(Website and app data records)
○ ○ ○ ○

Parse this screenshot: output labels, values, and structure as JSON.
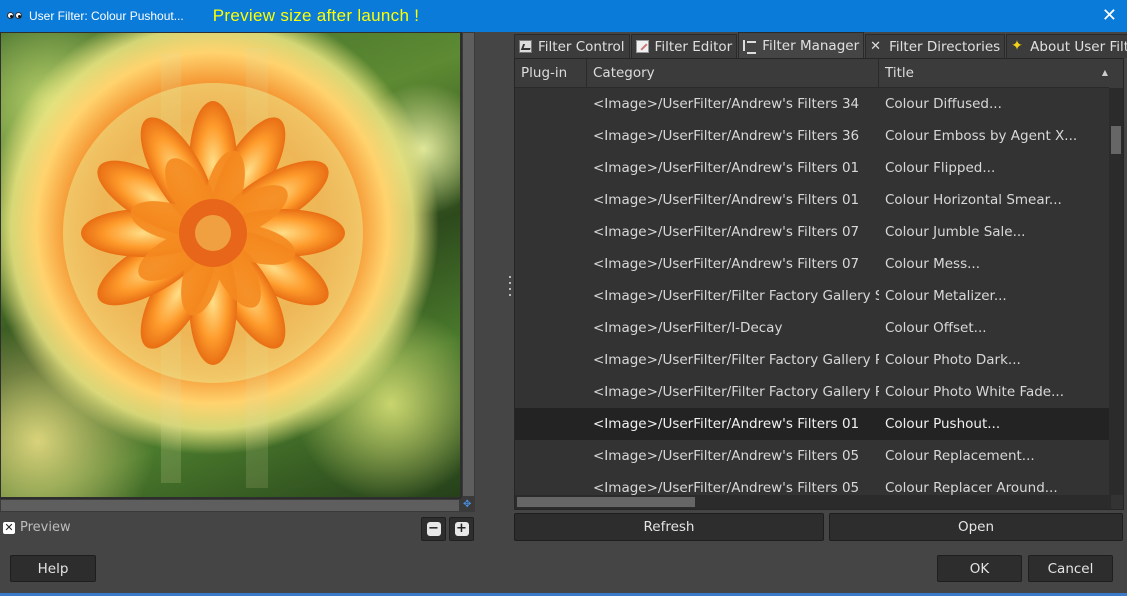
{
  "window": {
    "title": "User Filter: Colour Pushout...",
    "banner": "Preview size after launch !",
    "close_glyph": "✕"
  },
  "preview": {
    "label": "Preview",
    "checkbox_glyph": "✕",
    "zoom_out_glyph": "−",
    "zoom_in_glyph": "+"
  },
  "tabs": [
    {
      "label": "Filter Control",
      "icon": "filter-control-icon"
    },
    {
      "label": "Filter Editor",
      "icon": "filter-editor-icon"
    },
    {
      "label": "Filter Manager",
      "icon": "filter-manager-icon",
      "active": true
    },
    {
      "label": "Filter Directories",
      "icon": "filter-directories-icon"
    },
    {
      "label": "About User Filter",
      "icon": "about-star-icon"
    }
  ],
  "table": {
    "columns": [
      "Plug-in",
      "Category",
      "Title"
    ],
    "sort_glyph": "▲",
    "rows": [
      {
        "plugin": "",
        "category": "<Image>/UserFilter/Andrew's Filters 34",
        "title": "Colour Diffused..."
      },
      {
        "plugin": "",
        "category": "<Image>/UserFilter/Andrew's Filters 36",
        "title": "Colour Emboss by Agent X..."
      },
      {
        "plugin": "",
        "category": "<Image>/UserFilter/Andrew's Filters 01",
        "title": "Colour Flipped..."
      },
      {
        "plugin": "",
        "category": "<Image>/UserFilter/Andrew's Filters 01",
        "title": "Colour Horizontal Smear..."
      },
      {
        "plugin": "",
        "category": "<Image>/UserFilter/Andrew's Filters 07",
        "title": "Colour Jumble Sale..."
      },
      {
        "plugin": "",
        "category": "<Image>/UserFilter/Andrew's Filters 07",
        "title": "Colour Mess..."
      },
      {
        "plugin": "",
        "category": "<Image>/UserFilter/Filter Factory Gallery S",
        "title": "Colour Metalizer..."
      },
      {
        "plugin": "",
        "category": "<Image>/UserFilter/I-Decay",
        "title": "Colour Offset..."
      },
      {
        "plugin": "",
        "category": "<Image>/UserFilter/Filter Factory Gallery R",
        "title": "Colour Photo Dark..."
      },
      {
        "plugin": "",
        "category": "<Image>/UserFilter/Filter Factory Gallery R",
        "title": "Colour Photo White Fade..."
      },
      {
        "plugin": "",
        "category": "<Image>/UserFilter/Andrew's Filters 01",
        "title": "Colour Pushout...",
        "selected": true
      },
      {
        "plugin": "",
        "category": "<Image>/UserFilter/Andrew's Filters 05",
        "title": "Colour Replacement..."
      },
      {
        "plugin": "",
        "category": "<Image>/UserFilter/Andrew's Filters 05",
        "title": "Colour Replacer Around..."
      }
    ]
  },
  "buttons": {
    "refresh": "Refresh",
    "open": "Open",
    "help": "Help",
    "ok": "OK",
    "cancel": "Cancel"
  },
  "colors": {
    "titlebar": "#0a7bd8",
    "banner_text": "#ffff00",
    "dialog_bg": "#454545",
    "selected_row": "#232323"
  }
}
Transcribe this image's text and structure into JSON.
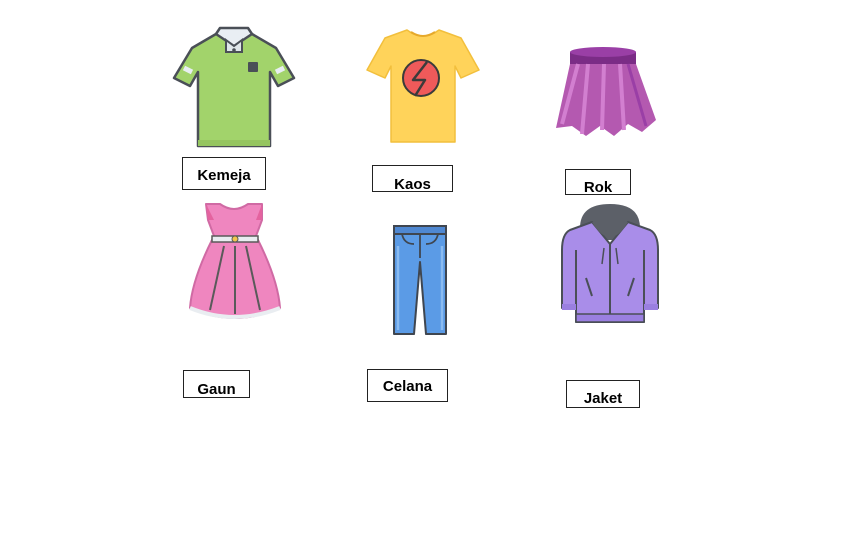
{
  "items": [
    {
      "label": "Kemeja",
      "icon": "polo-shirt-icon",
      "color": "#a2d36b"
    },
    {
      "label": "Kaos",
      "icon": "tshirt-icon",
      "color": "#ffd35a"
    },
    {
      "label": "Rok",
      "icon": "skirt-icon",
      "color": "#b459b0"
    },
    {
      "label": "Gaun",
      "icon": "dress-icon",
      "color": "#ef86bf"
    },
    {
      "label": "Celana",
      "icon": "jeans-icon",
      "color": "#5b9be6"
    },
    {
      "label": "Jaket",
      "icon": "jacket-icon",
      "color": "#a98de9"
    }
  ]
}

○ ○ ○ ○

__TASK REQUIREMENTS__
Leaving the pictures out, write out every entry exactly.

__YOUR RESPONSE__
Parse this screenshot: output labels, values, and structure as JSON.
{
  "window": {
    "title": "User Filter: Colour Pushout...",
    "banner": "Preview size after launch !",
    "close_glyph": "✕"
  },
  "preview": {
    "label": "Preview",
    "checkbox_glyph": "✕",
    "zoom_out_glyph": "−",
    "zoom_in_glyph": "+"
  },
  "tabs": [
    {
      "label": "Filter Control",
      "icon": "filter-control-icon"
    },
    {
      "label": "Filter Editor",
      "icon": "filter-editor-icon"
    },
    {
      "label": "Filter Manager",
      "icon": "filter-manager-icon",
      "active": true
    },
    {
      "label": "Filter Directories",
      "icon": "filter-directories-icon"
    },
    {
      "label": "About User Filter",
      "icon": "about-star-icon"
    }
  ],
  "table": {
    "columns": [
      "Plug-in",
      "Category",
      "Title"
    ],
    "sort_glyph": "▲",
    "rows": [
      {
        "plugin": "",
        "category": "<Image>/UserFilter/Andrew's Filters 34",
        "title": "Colour Diffused..."
      },
      {
        "plugin": "",
        "category": "<Image>/UserFilter/Andrew's Filters 36",
        "title": "Colour Emboss by Agent X..."
      },
      {
        "plugin": "",
        "category": "<Image>/UserFilter/Andrew's Filters 01",
        "title": "Colour Flipped..."
      },
      {
        "plugin": "",
        "category": "<Image>/UserFilter/Andrew's Filters 01",
        "title": "Colour Horizontal Smear..."
      },
      {
        "plugin": "",
        "category": "<Image>/UserFilter/Andrew's Filters 07",
        "title": "Colour Jumble Sale..."
      },
      {
        "plugin": "",
        "category": "<Image>/UserFilter/Andrew's Filters 07",
        "title": "Colour Mess..."
      },
      {
        "plugin": "",
        "category": "<Image>/UserFilter/Filter Factory Gallery S",
        "title": "Colour Metalizer..."
      },
      {
        "plugin": "",
        "category": "<Image>/UserFilter/I-Decay",
        "title": "Colour Offset..."
      },
      {
        "plugin": "",
        "category": "<Image>/UserFilter/Filter Factory Gallery R",
        "title": "Colour Photo Dark..."
      },
      {
        "plugin": "",
        "category": "<Image>/UserFilter/Filter Factory Gallery R",
        "title": "Colour Photo White Fade..."
      },
      {
        "plugin": "",
        "category": "<Image>/UserFilter/Andrew's Filters 01",
        "title": "Colour Pushout...",
        "selected": true
      },
      {
        "plugin": "",
        "category": "<Image>/UserFilter/Andrew's Filters 05",
        "title": "Colour Replacement..."
      },
      {
        "plugin": "",
        "category": "<Image>/UserFilter/Andrew's Filters 05",
        "title": "Colour Replacer Around..."
      }
    ]
  },
  "buttons": {
    "refresh": "Refresh",
    "open": "Open",
    "help": "Help",
    "ok": "OK",
    "cancel": "Cancel"
  },
  "colors": {
    "titlebar": "#0a7bd8",
    "banner_text": "#ffff00",
    "dialog_bg": "#454545",
    "selected_row": "#232323"
  }
}
Transcribe this image's text and structure into JSON.
{
  "items": [
    {
      "label": "Kemeja",
      "icon": "polo-shirt-icon",
      "color": "#a2d36b"
    },
    {
      "label": "Kaos",
      "icon": "tshirt-icon",
      "color": "#ffd35a"
    },
    {
      "label": "Rok",
      "icon": "skirt-icon",
      "color": "#b459b0"
    },
    {
      "label": "Gaun",
      "icon": "dress-icon",
      "color": "#ef86bf"
    },
    {
      "label": "Celana",
      "icon": "jeans-icon",
      "color": "#5b9be6"
    },
    {
      "label": "Jaket",
      "icon": "jacket-icon",
      "color": "#a98de9"
    }
  ]
}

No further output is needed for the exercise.